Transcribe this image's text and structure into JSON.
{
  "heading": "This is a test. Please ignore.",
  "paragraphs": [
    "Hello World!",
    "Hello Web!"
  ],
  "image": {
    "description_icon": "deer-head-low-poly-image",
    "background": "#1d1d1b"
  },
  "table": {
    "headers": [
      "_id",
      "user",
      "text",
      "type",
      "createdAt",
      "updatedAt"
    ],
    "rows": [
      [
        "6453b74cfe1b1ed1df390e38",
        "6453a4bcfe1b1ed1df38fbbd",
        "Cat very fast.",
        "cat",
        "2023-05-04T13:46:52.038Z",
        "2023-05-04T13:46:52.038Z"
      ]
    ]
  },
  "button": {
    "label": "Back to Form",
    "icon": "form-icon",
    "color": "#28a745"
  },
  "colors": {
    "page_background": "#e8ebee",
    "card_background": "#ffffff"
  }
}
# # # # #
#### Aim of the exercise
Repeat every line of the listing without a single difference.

#### Exercise output
Transcribe this image's text and structure into JSON.
{
  "heading": "This is a test. Please ignore.",
  "paragraphs": [
    "Hello World!",
    "Hello Web!"
  ],
  "image": {
    "description_icon": "deer-head-low-poly-image",
    "background": "#1d1d1b"
  },
  "table": {
    "headers": [
      "_id",
      "user",
      "text",
      "type",
      "createdAt",
      "updatedAt"
    ],
    "rows": [
      [
        "6453b74cfe1b1ed1df390e38",
        "6453a4bcfe1b1ed1df38fbbd",
        "Cat very fast.",
        "cat",
        "2023-05-04T13:46:52.038Z",
        "2023-05-04T13:46:52.038Z"
      ]
    ]
  },
  "button": {
    "label": "Back to Form",
    "icon": "form-icon",
    "color": "#28a745"
  },
  "colors": {
    "page_background": "#e8ebee",
    "card_background": "#ffffff"
  }
}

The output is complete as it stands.